        But yeah, my preferred use of R is in research. Often I’ll generate data elsewhere and then explore/analyze it in R (using coda, ggplot2, etc.).

        1. 1

          Have you looked into Clojure? I worked with it a bit back in 2013. The ecosystem didn’t seem quite “there yet” on data science but it was close. One of the main issues was the lack of sparse matrix support in the JVM. This picture may have improved.

        2. 2

          Dynamically typed languages legitimately have a better UX, because hammering out explicit conversions at the REPL is a drag, but they’re a really poor choice when you have long-lived code that’s going to have be read many times by a large number of different people.
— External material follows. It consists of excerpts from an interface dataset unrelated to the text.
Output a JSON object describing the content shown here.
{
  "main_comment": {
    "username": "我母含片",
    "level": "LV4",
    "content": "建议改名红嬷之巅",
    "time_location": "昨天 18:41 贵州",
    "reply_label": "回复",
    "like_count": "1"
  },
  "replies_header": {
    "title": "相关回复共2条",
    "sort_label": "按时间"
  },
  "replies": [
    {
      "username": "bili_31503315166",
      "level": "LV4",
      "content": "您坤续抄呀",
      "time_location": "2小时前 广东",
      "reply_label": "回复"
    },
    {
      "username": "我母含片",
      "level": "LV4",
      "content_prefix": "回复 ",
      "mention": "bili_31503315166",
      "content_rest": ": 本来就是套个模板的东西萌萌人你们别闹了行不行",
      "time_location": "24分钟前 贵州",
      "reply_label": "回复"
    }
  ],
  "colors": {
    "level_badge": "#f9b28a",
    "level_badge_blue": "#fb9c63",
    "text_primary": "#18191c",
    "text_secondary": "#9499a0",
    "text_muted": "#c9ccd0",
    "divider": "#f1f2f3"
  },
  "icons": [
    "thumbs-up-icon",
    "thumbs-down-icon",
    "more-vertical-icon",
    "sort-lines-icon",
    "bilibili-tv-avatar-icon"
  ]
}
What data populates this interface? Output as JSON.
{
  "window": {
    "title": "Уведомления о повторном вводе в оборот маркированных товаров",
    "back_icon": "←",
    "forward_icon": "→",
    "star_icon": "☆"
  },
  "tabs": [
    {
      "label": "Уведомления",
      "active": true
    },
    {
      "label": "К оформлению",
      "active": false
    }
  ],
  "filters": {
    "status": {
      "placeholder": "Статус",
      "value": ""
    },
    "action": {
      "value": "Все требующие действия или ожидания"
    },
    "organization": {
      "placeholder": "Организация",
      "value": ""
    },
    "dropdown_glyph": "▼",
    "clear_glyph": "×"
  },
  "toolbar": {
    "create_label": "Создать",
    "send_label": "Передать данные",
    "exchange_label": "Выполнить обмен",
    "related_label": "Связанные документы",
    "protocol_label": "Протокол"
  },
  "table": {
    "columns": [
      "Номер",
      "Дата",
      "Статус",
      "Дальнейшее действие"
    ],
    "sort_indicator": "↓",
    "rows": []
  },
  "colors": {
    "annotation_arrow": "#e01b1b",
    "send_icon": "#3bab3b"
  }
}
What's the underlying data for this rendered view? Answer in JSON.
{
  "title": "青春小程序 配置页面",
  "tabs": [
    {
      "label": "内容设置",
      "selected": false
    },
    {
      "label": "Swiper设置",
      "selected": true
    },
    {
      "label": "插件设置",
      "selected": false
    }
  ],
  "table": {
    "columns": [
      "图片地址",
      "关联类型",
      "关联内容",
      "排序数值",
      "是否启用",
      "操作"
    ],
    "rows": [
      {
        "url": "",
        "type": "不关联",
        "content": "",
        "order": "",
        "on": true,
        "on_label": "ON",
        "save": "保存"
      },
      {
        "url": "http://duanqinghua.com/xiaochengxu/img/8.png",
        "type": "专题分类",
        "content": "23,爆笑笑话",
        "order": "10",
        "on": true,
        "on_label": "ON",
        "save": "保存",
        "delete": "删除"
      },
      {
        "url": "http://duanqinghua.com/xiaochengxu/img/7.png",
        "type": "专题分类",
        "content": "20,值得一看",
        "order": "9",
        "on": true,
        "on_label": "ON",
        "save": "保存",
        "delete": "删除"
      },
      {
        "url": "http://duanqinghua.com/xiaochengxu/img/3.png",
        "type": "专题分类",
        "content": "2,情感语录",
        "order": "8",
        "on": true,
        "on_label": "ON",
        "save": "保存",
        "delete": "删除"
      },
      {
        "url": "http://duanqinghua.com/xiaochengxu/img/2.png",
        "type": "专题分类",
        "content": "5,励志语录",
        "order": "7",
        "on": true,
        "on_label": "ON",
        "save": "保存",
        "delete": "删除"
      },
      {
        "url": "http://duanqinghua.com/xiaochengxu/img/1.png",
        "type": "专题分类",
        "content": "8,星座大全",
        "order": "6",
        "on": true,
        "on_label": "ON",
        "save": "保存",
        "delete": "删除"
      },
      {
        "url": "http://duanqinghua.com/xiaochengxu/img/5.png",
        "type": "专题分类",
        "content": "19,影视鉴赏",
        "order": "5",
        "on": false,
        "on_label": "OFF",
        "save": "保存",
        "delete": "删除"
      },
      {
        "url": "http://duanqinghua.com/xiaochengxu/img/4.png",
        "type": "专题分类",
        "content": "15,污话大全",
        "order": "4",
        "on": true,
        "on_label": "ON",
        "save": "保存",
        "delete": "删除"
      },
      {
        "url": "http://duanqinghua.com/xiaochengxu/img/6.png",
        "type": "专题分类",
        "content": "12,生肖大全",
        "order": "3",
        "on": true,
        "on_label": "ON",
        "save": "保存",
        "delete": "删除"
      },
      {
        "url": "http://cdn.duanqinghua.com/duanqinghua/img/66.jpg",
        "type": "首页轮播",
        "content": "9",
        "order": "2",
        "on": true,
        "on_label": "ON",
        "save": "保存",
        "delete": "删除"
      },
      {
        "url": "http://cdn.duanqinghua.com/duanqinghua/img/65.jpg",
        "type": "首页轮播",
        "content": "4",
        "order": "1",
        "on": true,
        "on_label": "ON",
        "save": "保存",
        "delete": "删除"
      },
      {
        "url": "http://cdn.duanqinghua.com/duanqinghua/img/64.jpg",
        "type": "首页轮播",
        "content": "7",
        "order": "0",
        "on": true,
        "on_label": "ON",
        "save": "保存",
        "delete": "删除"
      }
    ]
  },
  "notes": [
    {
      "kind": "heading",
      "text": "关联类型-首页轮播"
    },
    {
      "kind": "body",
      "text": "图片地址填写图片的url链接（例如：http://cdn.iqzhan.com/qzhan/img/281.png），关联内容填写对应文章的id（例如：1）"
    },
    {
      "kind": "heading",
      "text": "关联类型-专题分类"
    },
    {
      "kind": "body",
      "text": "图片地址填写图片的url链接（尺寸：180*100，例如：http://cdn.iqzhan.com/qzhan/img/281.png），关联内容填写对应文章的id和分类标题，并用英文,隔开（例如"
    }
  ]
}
          Do you really need Static typing for code doing data stuff, even in production? I expect your code to do data stuff will only couple of data structure (say, time series, matrix, vectors, right now I might forget some but I doubt they are that many), so you will know which kind of inputs your function expects and what it should return. Granted you will have to deal manually with bad data (time series with no data or not enough data to calculate correlation matrix for example) but it’s not so bad if you are rigorous - I did it - and you get to the benefit of having lots of machine learning libraries of the languages (R and python) that are the most used for that.

          Probably in the future we will have Julia that gives the benefit of static typing combined with nice libraries but I wouldn’t count on it yet.

          1. 1

            Do you really need Static typing for code doing data stuff, even in production?

            Well, you don’t need static typing for production code. There are plenty of success stories with Erlang and Lisps. The quality of the programmers matters more than the language itself, and there certainly are great programmers in dynamic languages. I’m strongly in favor of static typing, but the lack thereof isn’t a deal breaker. You’d probably guess (and correctly so) that I’m not satisfied with C’s type system, but I’m not going to argue that C “didn’t work”.

            Static typing is great and, at a typical corporate pace, it’s indispensable for multi-developer projects. That said, dynamic typing can be used to build reliable systems. It’s not even that rare. But you need to develop at a sustainable pace, as opposed to “Agile” corporate haste.

            I expect your code to do data stuff will only couple of data structure (say, time series, matrix, vectors, right now I might forget some but I doubt they are that many), so you will know which kind of inputs your function expects and what it should return.

            So, it gets complicated. Do you let DataFrame be a single type, or do you refine according to the contents thereof? First you need extensible record/row types (which Haskell doesn’t have, yet). Then you can define a data frame type in two ways:

            • (column based) a record of vectors, e.g. {name :: Vector String, age :: Vector Int, isMember :: Vector Bool}
            • (row based) a vector of a record type, e.g. Vector {name :: String, age :: Int, isMember :: Bool}

            It gets thicker. A lot of data processing involves data-dependent transformations, e.g. removing highly-correlated (or just collinear) columns. So now you have dependent types by necessity… all for something that will probably be converted into a numerical matrix (possibly with dummy variables for categorical items) later.

            It does seem more appealing just to work with n-dimensional numerical arrays (which are not hard to put types on) and to just accept that dataframe errors will happen at runtime.